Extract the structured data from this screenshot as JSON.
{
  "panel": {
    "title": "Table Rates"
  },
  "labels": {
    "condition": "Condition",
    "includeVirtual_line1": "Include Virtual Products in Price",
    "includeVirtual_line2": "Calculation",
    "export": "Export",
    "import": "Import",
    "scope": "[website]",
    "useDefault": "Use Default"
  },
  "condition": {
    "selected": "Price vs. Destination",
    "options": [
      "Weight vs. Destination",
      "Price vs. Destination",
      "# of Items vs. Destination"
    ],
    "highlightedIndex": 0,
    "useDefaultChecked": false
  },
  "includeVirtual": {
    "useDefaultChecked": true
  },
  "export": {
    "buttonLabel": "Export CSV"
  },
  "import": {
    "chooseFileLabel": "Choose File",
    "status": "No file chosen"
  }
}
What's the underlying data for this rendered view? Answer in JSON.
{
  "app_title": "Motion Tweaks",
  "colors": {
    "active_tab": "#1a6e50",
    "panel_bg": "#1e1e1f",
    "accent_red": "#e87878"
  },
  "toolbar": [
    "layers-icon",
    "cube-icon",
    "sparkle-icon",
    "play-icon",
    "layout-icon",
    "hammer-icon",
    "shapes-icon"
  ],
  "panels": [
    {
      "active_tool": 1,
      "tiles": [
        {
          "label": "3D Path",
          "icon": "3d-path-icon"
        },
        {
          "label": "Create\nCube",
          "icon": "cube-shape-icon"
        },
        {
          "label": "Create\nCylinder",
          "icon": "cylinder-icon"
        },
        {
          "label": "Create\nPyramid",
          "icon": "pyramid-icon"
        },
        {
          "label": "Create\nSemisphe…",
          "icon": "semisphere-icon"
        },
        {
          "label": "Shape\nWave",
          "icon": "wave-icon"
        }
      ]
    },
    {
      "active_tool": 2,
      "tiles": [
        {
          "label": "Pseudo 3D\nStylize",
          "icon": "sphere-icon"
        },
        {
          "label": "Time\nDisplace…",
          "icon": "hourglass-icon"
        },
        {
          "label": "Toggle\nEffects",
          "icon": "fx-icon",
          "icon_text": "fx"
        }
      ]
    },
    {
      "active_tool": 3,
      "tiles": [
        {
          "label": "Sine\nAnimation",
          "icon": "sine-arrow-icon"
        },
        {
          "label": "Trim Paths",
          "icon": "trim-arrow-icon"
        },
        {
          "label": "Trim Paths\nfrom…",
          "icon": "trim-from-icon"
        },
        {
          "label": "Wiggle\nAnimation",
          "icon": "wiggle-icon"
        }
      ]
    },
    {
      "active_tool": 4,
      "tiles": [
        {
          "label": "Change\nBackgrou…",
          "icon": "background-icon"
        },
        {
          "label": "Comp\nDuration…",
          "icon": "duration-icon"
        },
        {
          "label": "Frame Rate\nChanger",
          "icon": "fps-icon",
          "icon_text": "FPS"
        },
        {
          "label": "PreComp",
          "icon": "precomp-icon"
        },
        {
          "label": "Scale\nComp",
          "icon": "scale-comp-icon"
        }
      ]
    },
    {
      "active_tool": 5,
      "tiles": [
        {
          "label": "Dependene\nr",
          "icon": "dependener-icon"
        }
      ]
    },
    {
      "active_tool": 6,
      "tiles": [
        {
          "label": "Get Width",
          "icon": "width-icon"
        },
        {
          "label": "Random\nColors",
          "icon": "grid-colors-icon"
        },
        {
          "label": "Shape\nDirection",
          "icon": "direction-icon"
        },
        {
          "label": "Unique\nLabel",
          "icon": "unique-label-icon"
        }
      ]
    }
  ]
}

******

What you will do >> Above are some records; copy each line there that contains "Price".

Exercise answer >>
    "includeVirtual_line1": "Include Virtual Products in Price",
    "selected": "Price vs. Destination",
      "Price vs. Destination",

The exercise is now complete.